**WORK INSTRUCTIONS**
Copy without pictures. Please restate each line of the listing exactly.

**RECORDS FOR THIS TASK**
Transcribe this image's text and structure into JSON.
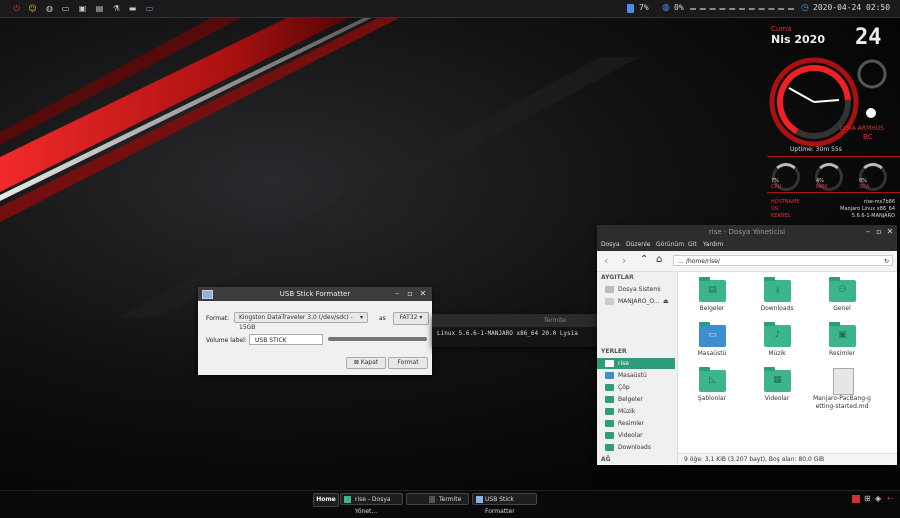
{
  "top_panel": {
    "cpu_percent": "7%",
    "mem_percent": "0%",
    "datetime": "2020-04-24 02:50",
    "launcher_icons": [
      "power-icon",
      "menu-icon",
      "browser-icon",
      "files-icon",
      "image-icon",
      "text-icon",
      "flask-icon",
      "chat-icon",
      "window-icon"
    ]
  },
  "conky": {
    "day": "Cuma",
    "month_year": "Nis 2020",
    "date": "24",
    "host_short": "LYSIA ARMHUS",
    "ampm": "BC",
    "uptime": "Uptime: 30m 55s",
    "gauges": [
      {
        "label": "CPU",
        "value": "7%"
      },
      {
        "label": "RAM",
        "value": "4%"
      },
      {
        "label": "SDA",
        "value": "0%"
      }
    ],
    "info_labels": [
      "HOSTNAME",
      "OS",
      "KERNEL"
    ],
    "info_values": [
      "rise-ms7b86",
      "Manjaro Linux x86_64",
      "5.6.6-1-MANJARO"
    ]
  },
  "usb_formatter": {
    "title": "USB Stick Formatter",
    "format_label": "Format:",
    "device": "Kingston DataTraveler 3.0 (/dev/sdc) - 15GB",
    "as_label": "as",
    "fs": "FAT32",
    "volume_label": "Volume label:",
    "volume_value": "USB STICK",
    "close_btn": "Kapat",
    "format_btn": "Format"
  },
  "terminal": {
    "title": "Termite",
    "line": "Linux 5.6.6-1-MANJARO x86_64 20.0 Lysia"
  },
  "file_manager": {
    "title": "rise - Dosya Yöneticisi",
    "menu": [
      "Dosya",
      "Düzenle",
      "Görünüm",
      "Git",
      "Yardım"
    ],
    "path": "/home/rise/",
    "sections": {
      "devices": "AYGITLAR",
      "places": "YERLER",
      "network": "AĞ"
    },
    "devices": [
      "Dosya Sistemi",
      "MANJARO_O..."
    ],
    "places": [
      "rise",
      "Masaüstü",
      "Çöp",
      "Belgeler",
      "Müzik",
      "Resimler",
      "Videolar",
      "Downloads"
    ],
    "items": [
      {
        "name": "Belgeler",
        "icon": "document-folder-icon"
      },
      {
        "name": "Downloads",
        "icon": "download-folder-icon"
      },
      {
        "name": "Genel",
        "icon": "public-folder-icon"
      },
      {
        "name": "Masaüstü",
        "icon": "desktop-folder-icon"
      },
      {
        "name": "Müzik",
        "icon": "music-folder-icon"
      },
      {
        "name": "Resimler",
        "icon": "pictures-folder-icon"
      },
      {
        "name": "Şablonlar",
        "icon": "templates-folder-icon"
      },
      {
        "name": "Videolar",
        "icon": "videos-folder-icon"
      },
      {
        "name": "Manjaro-PacBang-getting-started.md",
        "icon": "markdown-file-icon"
      }
    ],
    "status": "9 öğe: 3,1 KiB (3.207 bayt), Boş alan: 80,0 GiB"
  },
  "taskbar": {
    "home": "Home",
    "tasks": [
      "rise - Dosya Yönet...",
      "Termite",
      "USB Stick Formatter"
    ]
  },
  "colors": {
    "accent": "#cc2222",
    "folder": "#3cb48e",
    "panel": "#1a1a1a"
  }
}
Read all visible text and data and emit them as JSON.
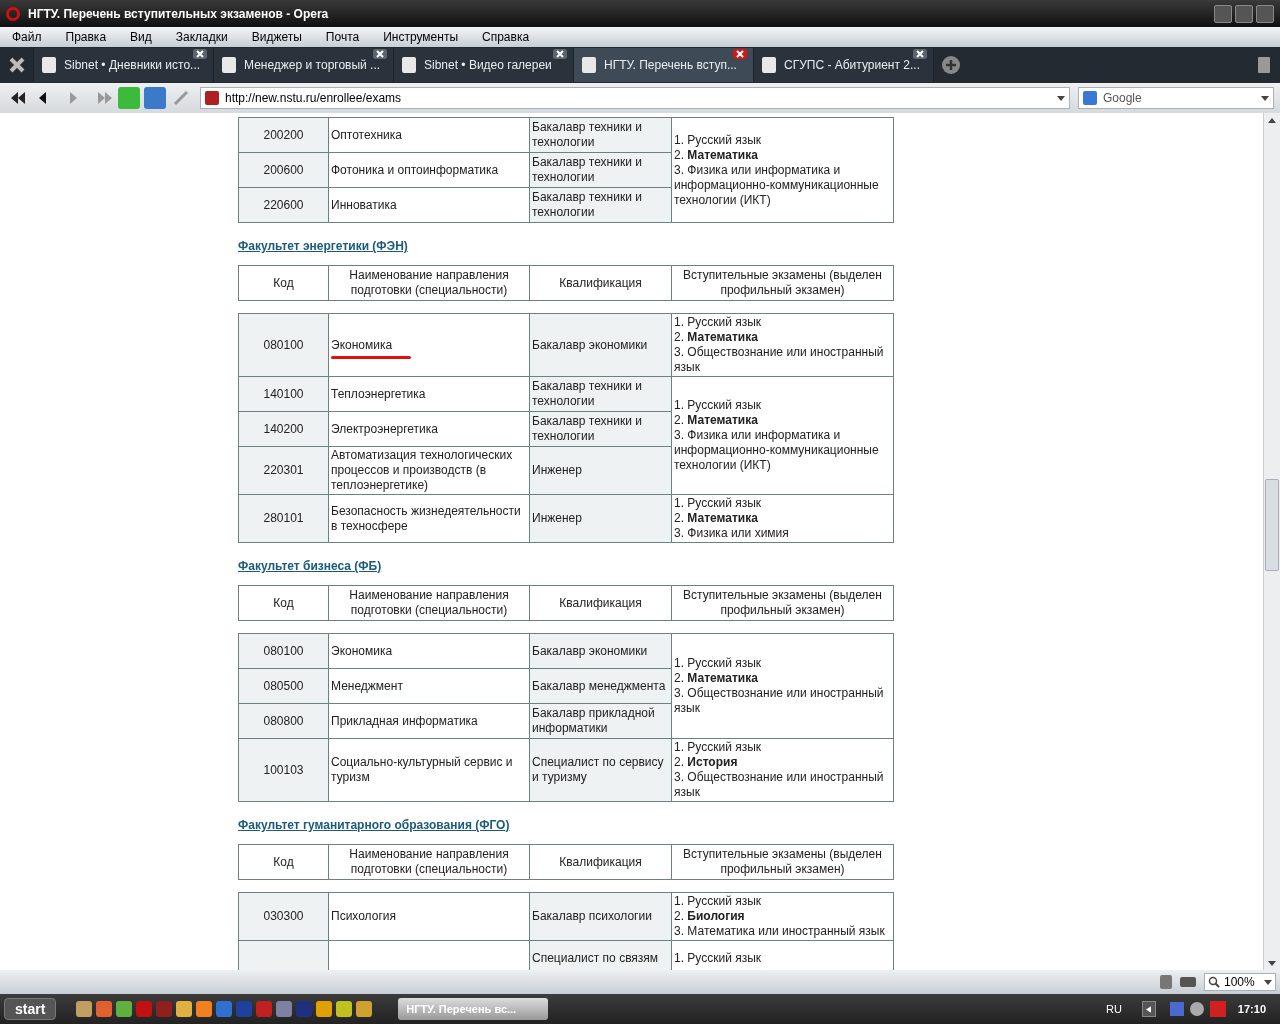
{
  "window": {
    "title": "НГТУ. Перечень вступительных экзаменов - Opera"
  },
  "menu": [
    "Файл",
    "Правка",
    "Вид",
    "Закладки",
    "Виджеты",
    "Почта",
    "Инструменты",
    "Справка"
  ],
  "tabs": [
    {
      "label": "Sibnet • Дневники исто...",
      "selected": false
    },
    {
      "label": "Менеджер и торговый ...",
      "selected": false
    },
    {
      "label": "Sibnet • Видео галереи",
      "selected": false
    },
    {
      "label": "НГТУ. Перечень вступ...",
      "selected": true
    },
    {
      "label": "СГУПС - Абитуриент 2...",
      "selected": false
    }
  ],
  "address": {
    "value": "http://new.nstu.ru/enrollee/exams"
  },
  "search": {
    "engine": "Google"
  },
  "sections": [
    {
      "groups": [
        {
          "exams": [
            "1. Русский язык",
            "2. **Математика**",
            "3. Физика или информатика и информационно-коммуникационные технологии (ИКТ)"
          ],
          "rows": [
            {
              "code": "200200",
              "name": "Оптотехника",
              "qualification": "Бакалавр техники и технологии"
            },
            {
              "code": "200600",
              "name": "Фотоника и оптоинформатика",
              "qualification": "Бакалавр техники и технологии"
            },
            {
              "code": "220600",
              "name": "Инноватика",
              "qualification": "Бакалавр техники и технологии"
            }
          ]
        }
      ]
    },
    {
      "heading": "Факультет энергетики (ФЭН)",
      "header": [
        "Код",
        "Наименование направления подготовки (специальности)",
        "Квалификация",
        "Вступительные экзамены (выделен профильный экзамен)"
      ],
      "groups": [
        {
          "exams": [
            "1. Русский язык",
            "2. **Математика**",
            "3. Обществознание или иностранный язык"
          ],
          "rows": [
            {
              "code": "080100",
              "name": "Экономика",
              "qualification": "Бакалавр экономики",
              "underlined": true
            }
          ]
        },
        {
          "exams": [
            "1. Русский язык",
            "2. **Математика**",
            "3. Физика или информатика и информационно-коммуникационные технологии (ИКТ)"
          ],
          "rows": [
            {
              "code": "140100",
              "name": "Теплоэнергетика",
              "qualification": "Бакалавр техники и технологии",
              "underlined": false
            },
            {
              "code": "140200",
              "name": "Электроэнергетика",
              "qualification": "Бакалавр техники и технологии",
              "underlined": false
            },
            {
              "code": "220301",
              "name": "Автоматизация технологических процессов и производств (в теплоэнергетике)",
              "qualification": "Инженер",
              "underlined": false
            }
          ]
        },
        {
          "exams": [
            "1. Русский язык",
            "2. **Математика**",
            "3. Физика или химия"
          ],
          "rows": [
            {
              "code": "280101",
              "name": "Безопасность жизнедеятельности в техносфере",
              "qualification": "Инженер",
              "underlined": false
            }
          ]
        }
      ]
    },
    {
      "heading": "Факультет бизнеса (ФБ)",
      "header": [
        "Код",
        "Наименование направления подготовки (специальности)",
        "Квалификация",
        "Вступительные экзамены (выделен профильный экзамен)"
      ],
      "groups": [
        {
          "exams": [
            "1. Русский язык",
            "2. **Математика**",
            "3. Обществознание или иностранный язык"
          ],
          "rows": [
            {
              "code": "080100",
              "name": "Экономика",
              "qualification": "Бакалавр экономики"
            },
            {
              "code": "080500",
              "name": "Менеджмент",
              "qualification": "Бакалавр менеджмента"
            },
            {
              "code": "080800",
              "name": "Прикладная информатика",
              "qualification": "Бакалавр прикладной информатики"
            }
          ]
        },
        {
          "exams": [
            "1. Русский язык",
            "2. **История**",
            "3. Обществознание или иностранный язык"
          ],
          "rows": [
            {
              "code": "100103",
              "name": "Социально-культурный сервис и туризм",
              "qualification": "Специалист по сервису и туризму"
            }
          ]
        }
      ]
    },
    {
      "heading": "Факультет гуманитарного образования (ФГО)",
      "header": [
        "Код",
        "Наименование направления подготовки (специальности)",
        "Квалификация",
        "Вступительные экзамены (выделен профильный экзамен)"
      ],
      "groups": [
        {
          "exams": [
            "1. Русский язык",
            "2. **Биология**",
            "3. Математика или иностранный язык"
          ],
          "rows": [
            {
              "code": "030300",
              "name": "Психология",
              "qualification": "Бакалавр психологии"
            }
          ]
        },
        {
          "exams": [
            "1. Русский язык"
          ],
          "rows": [
            {
              "qualification": "Специалист по связям"
            }
          ]
        }
      ]
    }
  ],
  "status": {
    "zoom": "100%"
  },
  "taskbar": {
    "start": "start",
    "task": "НГТУ. Перечень вс...",
    "language": "RU",
    "clock": "17:10"
  }
}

**SOLUTION TO THIS EXERCISE**
Transcribe this image's text and structure into JSON.
{
  "top_panel": {
    "cpu_percent": "7%",
    "mem_percent": "0%",
    "datetime": "2020-04-24 02:50",
    "launcher_icons": [
      "power-icon",
      "menu-icon",
      "browser-icon",
      "files-icon",
      "image-icon",
      "text-icon",
      "flask-icon",
      "chat-icon",
      "window-icon"
    ]
  },
  "conky": {
    "day": "Cuma",
    "month_year": "Nis 2020",
    "date": "24",
    "host_short": "LYSIA ARMHUS",
    "ampm": "BC",
    "uptime": "Uptime: 30m 55s",
    "gauges": [
      {
        "label": "CPU",
        "value": "7%"
      },
      {
        "label": "RAM",
        "value": "4%"
      },
      {
        "label": "SDA",
        "value": "0%"
      }
    ],
    "info_labels": [
      "HOSTNAME",
      "OS",
      "KERNEL"
    ],
    "info_values": [
      "rise-ms7b86",
      "Manjaro Linux x86_64",
      "5.6.6-1-MANJARO"
    ]
  },
  "usb_formatter": {
    "title": "USB Stick Formatter",
    "format_label": "Format:",
    "device": "Kingston DataTraveler 3.0 (/dev/sdc) - 15GB",
    "as_label": "as",
    "fs": "FAT32",
    "volume_label": "Volume label:",
    "volume_value": "USB STICK",
    "close_btn": "Kapat",
    "format_btn": "Format"
  },
  "terminal": {
    "title": "Termite",
    "line": "Linux 5.6.6-1-MANJARO x86_64 20.0 Lysia"
  },
  "file_manager": {
    "title": "rise - Dosya Yöneticisi",
    "menu": [
      "Dosya",
      "Düzenle",
      "Görünüm",
      "Git",
      "Yardım"
    ],
    "path": "/home/rise/",
    "sections": {
      "devices": "AYGITLAR",
      "places": "YERLER",
      "network": "AĞ"
    },
    "devices": [
      "Dosya Sistemi",
      "MANJARO_O..."
    ],
    "places": [
      "rise",
      "Masaüstü",
      "Çöp",
      "Belgeler",
      "Müzik",
      "Resimler",
      "Videolar",
      "Downloads"
    ],
    "items": [
      {
        "name": "Belgeler",
        "icon": "document-folder-icon"
      },
      {
        "name": "Downloads",
        "icon": "download-folder-icon"
      },
      {
        "name": "Genel",
        "icon": "public-folder-icon"
      },
      {
        "name": "Masaüstü",
        "icon": "desktop-folder-icon"
      },
      {
        "name": "Müzik",
        "icon": "music-folder-icon"
      },
      {
        "name": "Resimler",
        "icon": "pictures-folder-icon"
      },
      {
        "name": "Şablonlar",
        "icon": "templates-folder-icon"
      },
      {
        "name": "Videolar",
        "icon": "videos-folder-icon"
      },
      {
        "name": "Manjaro-PacBang-getting-started.md",
        "icon": "markdown-file-icon"
      }
    ],
    "status": "9 öğe: 3,1 KiB (3.207 bayt), Boş alan: 80,0 GiB"
  },
  "taskbar": {
    "home": "Home",
    "tasks": [
      "rise - Dosya Yönet...",
      "Termite",
      "USB Stick Formatter"
    ]
  },
  "colors": {
    "accent": "#cc2222",
    "folder": "#3cb48e",
    "panel": "#1a1a1a"
  }
}
Read all visible text and data and emit them as JSON.
{
  "window": {
    "title": "НГТУ. Перечень вступительных экзаменов - Opera"
  },
  "menu": [
    "Файл",
    "Правка",
    "Вид",
    "Закладки",
    "Виджеты",
    "Почта",
    "Инструменты",
    "Справка"
  ],
  "tabs": [
    {
      "label": "Sibnet • Дневники исто...",
      "selected": false
    },
    {
      "label": "Менеджер и торговый ...",
      "selected": false
    },
    {
      "label": "Sibnet • Видео галереи",
      "selected": false
    },
    {
      "label": "НГТУ. Перечень вступ...",
      "selected": true
    },
    {
      "label": "СГУПС - Абитуриент 2...",
      "selected": false
    }
  ],
  "address": {
    "value": "http://new.nstu.ru/enrollee/exams"
  },
  "search": {
    "engine": "Google"
  },
  "sections": [
    {
      "groups": [
        {
          "exams": [
            "1. Русский язык",
            "2. **Математика**",
            "3. Физика или информатика и информационно-коммуникационные технологии (ИКТ)"
          ],
          "rows": [
            {
              "code": "200200",
              "name": "Оптотехника",
              "qualification": "Бакалавр техники и технологии"
            },
            {
              "code": "200600",
              "name": "Фотоника и оптоинформатика",
              "qualification": "Бакалавр техники и технологии"
            },
            {
              "code": "220600",
              "name": "Инноватика",
              "qualification": "Бакалавр техники и технологии"
            }
          ]
        }
      ]
    },
    {
      "heading": "Факультет энергетики (ФЭН)",
      "header": [
        "Код",
        "Наименование направления подготовки (специальности)",
        "Квалификация",
        "Вступительные экзамены (выделен профильный экзамен)"
      ],
      "groups": [
        {
          "exams": [
            "1. Русский язык",
            "2. **Математика**",
            "3. Обществознание или иностранный язык"
          ],
          "rows": [
            {
              "code": "080100",
              "name": "Экономика",
              "qualification": "Бакалавр экономики",
              "underlined": true
            }
          ]
        },
        {
          "exams": [
            "1. Русский язык",
            "2. **Математика**",
            "3. Физика или информатика и информационно-коммуникационные технологии (ИКТ)"
          ],
          "rows": [
            {
              "code": "140100",
              "name": "Теплоэнергетика",
              "qualification": "Бакалавр техники и технологии",
              "underlined": false
            },
            {
              "code": "140200",
              "name": "Электроэнергетика",
              "qualification": "Бакалавр техники и технологии",
              "underlined": false
            },
            {
              "code": "220301",
              "name": "Автоматизация технологических процессов и производств (в теплоэнергетике)",
              "qualification": "Инженер",
              "underlined": false
            }
          ]
        },
        {
          "exams": [
            "1. Русский язык",
            "2. **Математика**",
            "3. Физика или химия"
          ],
          "rows": [
            {
              "code": "280101",
              "name": "Безопасность жизнедеятельности в техносфере",
              "qualification": "Инженер",
              "underlined": false
            }
          ]
        }
      ]
    },
    {
      "heading": "Факультет бизнеса (ФБ)",
      "header": [
        "Код",
        "Наименование направления подготовки (специальности)",
        "Квалификация",
        "Вступительные экзамены (выделен профильный экзамен)"
      ],
      "groups": [
        {
          "exams": [
            "1. Русский язык",
            "2. **Математика**",
            "3. Обществознание или иностранный язык"
          ],
          "rows": [
            {
              "code": "080100",
              "name": "Экономика",
              "qualification": "Бакалавр экономики"
            },
            {
              "code": "080500",
              "name": "Менеджмент",
              "qualification": "Бакалавр менеджмента"
            },
            {
              "code": "080800",
              "name": "Прикладная информатика",
              "qualification": "Бакалавр прикладной информатики"
            }
          ]
        },
        {
          "exams": [
            "1. Русский язык",
            "2. **История**",
            "3. Обществознание или иностранный язык"
          ],
          "rows": [
            {
              "code": "100103",
              "name": "Социально-культурный сервис и туризм",
              "qualification": "Специалист по сервису и туризму"
            }
          ]
        }
      ]
    },
    {
      "heading": "Факультет гуманитарного образования (ФГО)",
      "header": [
        "Код",
        "Наименование направления подготовки (специальности)",
        "Квалификация",
        "Вступительные экзамены (выделен профильный экзамен)"
      ],
      "groups": [
        {
          "exams": [
            "1. Русский язык",
            "2. **Биология**",
            "3. Математика или иностранный язык"
          ],
          "rows": [
            {
              "code": "030300",
              "name": "Психология",
              "qualification": "Бакалавр психологии"
            }
          ]
        },
        {
          "exams": [
            "1. Русский язык"
          ],
          "rows": [
            {
              "qualification": "Специалист по связям"
            }
          ]
        }
      ]
    }
  ],
  "status": {
    "zoom": "100%"
  },
  "taskbar": {
    "start": "start",
    "task": "НГТУ. Перечень вс...",
    "language": "RU",
    "clock": "17:10"
  }
}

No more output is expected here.